§ Aim of the exercise:
Find the word "Shift" in the material below and gather every line that contains it.

§ Source records:
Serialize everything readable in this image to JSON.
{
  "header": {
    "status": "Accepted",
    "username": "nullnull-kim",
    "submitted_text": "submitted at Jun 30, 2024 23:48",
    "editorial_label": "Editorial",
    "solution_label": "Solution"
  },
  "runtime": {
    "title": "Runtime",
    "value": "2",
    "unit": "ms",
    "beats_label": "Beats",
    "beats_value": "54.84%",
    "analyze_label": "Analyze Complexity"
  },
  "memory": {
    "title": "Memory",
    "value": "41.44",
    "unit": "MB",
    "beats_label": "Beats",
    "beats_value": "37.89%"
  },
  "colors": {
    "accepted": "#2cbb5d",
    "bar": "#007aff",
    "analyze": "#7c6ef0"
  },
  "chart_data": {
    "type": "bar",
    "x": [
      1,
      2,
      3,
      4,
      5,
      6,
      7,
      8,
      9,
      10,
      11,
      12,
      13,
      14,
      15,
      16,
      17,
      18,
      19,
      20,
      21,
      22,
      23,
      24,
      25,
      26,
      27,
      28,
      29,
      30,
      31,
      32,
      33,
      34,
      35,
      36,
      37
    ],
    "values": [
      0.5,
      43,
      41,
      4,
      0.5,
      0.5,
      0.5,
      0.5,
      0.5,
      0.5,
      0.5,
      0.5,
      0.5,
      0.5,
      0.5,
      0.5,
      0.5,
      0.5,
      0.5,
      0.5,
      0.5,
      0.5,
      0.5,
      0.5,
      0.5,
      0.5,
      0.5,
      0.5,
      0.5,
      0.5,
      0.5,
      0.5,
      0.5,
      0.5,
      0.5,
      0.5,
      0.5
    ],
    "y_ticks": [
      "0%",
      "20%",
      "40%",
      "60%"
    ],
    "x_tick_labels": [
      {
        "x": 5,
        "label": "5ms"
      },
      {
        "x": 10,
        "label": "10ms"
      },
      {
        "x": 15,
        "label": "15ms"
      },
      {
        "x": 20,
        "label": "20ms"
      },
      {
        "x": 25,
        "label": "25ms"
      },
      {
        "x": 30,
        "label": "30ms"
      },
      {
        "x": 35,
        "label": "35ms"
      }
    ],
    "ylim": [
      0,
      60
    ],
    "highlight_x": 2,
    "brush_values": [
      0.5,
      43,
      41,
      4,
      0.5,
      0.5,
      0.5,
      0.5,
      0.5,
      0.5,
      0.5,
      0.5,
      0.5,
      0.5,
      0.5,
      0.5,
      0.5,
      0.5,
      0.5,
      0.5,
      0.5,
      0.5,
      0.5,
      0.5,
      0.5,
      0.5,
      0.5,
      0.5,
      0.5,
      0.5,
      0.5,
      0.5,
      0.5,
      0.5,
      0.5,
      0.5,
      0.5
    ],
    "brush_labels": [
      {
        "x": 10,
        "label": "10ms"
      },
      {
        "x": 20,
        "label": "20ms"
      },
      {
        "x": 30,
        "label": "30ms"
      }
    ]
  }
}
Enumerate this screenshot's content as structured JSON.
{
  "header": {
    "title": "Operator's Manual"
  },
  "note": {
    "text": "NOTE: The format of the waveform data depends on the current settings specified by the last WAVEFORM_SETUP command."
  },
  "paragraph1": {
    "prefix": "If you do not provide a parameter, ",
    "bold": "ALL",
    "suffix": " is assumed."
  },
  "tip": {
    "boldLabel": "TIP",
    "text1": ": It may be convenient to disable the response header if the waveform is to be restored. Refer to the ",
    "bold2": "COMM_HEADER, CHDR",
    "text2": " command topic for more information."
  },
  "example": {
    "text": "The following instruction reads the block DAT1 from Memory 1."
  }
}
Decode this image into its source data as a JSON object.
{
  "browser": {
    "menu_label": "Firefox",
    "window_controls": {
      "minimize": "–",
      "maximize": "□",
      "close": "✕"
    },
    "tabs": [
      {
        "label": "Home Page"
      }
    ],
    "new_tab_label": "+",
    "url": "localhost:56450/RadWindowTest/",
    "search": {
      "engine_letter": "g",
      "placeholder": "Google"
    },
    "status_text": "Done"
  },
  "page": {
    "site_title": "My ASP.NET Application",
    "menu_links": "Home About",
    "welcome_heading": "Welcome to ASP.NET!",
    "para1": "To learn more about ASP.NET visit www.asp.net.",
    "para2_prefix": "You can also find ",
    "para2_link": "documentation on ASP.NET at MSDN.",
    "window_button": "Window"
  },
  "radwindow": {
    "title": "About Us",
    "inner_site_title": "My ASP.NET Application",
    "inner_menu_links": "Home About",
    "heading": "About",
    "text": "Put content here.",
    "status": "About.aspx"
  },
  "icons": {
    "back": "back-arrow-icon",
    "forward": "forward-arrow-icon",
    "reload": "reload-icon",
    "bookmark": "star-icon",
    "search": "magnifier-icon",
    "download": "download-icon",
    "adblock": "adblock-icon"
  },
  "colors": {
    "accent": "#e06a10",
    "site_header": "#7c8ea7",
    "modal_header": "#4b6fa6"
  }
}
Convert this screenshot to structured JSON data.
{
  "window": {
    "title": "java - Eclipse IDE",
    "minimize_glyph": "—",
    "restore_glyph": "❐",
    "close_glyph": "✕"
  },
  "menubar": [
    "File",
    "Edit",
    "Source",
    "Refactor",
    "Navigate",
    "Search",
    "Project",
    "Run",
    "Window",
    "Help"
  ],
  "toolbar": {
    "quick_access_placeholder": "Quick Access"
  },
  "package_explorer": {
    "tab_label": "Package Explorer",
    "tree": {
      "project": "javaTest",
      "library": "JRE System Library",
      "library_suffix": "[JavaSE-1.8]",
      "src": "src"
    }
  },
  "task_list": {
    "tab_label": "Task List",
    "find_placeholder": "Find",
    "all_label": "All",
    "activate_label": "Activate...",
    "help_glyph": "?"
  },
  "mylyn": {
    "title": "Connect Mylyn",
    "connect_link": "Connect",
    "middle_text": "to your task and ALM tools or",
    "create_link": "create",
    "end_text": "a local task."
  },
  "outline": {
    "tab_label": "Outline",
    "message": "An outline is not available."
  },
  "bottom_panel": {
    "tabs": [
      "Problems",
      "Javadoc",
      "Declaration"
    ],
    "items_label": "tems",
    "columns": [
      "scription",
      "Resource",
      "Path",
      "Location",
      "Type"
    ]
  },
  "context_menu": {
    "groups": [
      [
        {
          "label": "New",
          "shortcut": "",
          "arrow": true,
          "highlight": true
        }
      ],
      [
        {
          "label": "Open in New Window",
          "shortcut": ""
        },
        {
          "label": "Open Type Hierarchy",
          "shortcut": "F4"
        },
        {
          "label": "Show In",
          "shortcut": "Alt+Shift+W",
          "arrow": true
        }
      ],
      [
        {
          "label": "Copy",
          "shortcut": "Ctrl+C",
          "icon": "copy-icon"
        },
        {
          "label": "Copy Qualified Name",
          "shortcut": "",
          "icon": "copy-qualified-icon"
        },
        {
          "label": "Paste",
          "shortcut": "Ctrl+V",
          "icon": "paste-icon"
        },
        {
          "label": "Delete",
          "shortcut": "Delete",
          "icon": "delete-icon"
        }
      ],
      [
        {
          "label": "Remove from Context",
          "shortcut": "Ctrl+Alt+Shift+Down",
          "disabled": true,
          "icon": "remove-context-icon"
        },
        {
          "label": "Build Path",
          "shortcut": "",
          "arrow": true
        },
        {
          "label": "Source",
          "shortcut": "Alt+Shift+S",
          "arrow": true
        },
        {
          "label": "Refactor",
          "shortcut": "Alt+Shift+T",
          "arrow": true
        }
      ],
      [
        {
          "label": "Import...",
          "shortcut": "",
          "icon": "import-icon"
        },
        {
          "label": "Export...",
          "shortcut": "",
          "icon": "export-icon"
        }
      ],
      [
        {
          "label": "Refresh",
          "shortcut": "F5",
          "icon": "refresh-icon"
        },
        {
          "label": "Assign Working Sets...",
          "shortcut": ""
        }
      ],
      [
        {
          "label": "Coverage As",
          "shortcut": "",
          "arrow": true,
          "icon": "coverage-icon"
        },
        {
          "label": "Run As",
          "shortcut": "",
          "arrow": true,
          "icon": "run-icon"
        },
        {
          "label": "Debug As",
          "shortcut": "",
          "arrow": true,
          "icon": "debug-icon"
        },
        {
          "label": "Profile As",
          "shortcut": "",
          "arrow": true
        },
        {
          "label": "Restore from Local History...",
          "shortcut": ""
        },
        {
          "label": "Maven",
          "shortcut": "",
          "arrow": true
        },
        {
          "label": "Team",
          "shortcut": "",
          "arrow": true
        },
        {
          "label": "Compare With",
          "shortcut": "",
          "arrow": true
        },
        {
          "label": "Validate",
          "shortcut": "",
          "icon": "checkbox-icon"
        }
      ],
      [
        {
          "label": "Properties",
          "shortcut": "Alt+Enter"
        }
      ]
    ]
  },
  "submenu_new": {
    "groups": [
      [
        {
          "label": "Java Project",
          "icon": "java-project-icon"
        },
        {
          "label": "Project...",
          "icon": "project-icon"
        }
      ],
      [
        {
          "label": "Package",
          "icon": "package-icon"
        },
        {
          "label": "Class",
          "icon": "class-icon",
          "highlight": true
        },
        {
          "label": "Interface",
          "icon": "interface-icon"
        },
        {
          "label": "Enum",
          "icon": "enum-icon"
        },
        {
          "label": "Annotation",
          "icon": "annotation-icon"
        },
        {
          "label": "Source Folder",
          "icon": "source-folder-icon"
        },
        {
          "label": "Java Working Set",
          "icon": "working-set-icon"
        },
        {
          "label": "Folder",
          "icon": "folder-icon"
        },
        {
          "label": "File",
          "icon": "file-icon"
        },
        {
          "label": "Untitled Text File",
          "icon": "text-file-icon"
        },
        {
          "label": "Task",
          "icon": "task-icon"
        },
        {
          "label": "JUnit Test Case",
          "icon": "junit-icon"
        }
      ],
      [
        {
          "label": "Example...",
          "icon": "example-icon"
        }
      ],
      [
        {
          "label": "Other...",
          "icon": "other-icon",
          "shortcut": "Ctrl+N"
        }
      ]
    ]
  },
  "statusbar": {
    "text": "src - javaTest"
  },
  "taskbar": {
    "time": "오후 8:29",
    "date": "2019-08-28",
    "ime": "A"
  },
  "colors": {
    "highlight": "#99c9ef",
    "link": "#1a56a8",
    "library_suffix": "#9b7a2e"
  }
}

§ Expected output:
          "shortcut": "Alt+Shift+W",
          "shortcut": "Ctrl+Alt+Shift+Down",
          "shortcut": "Alt+Shift+S",
          "shortcut": "Alt+Shift+T",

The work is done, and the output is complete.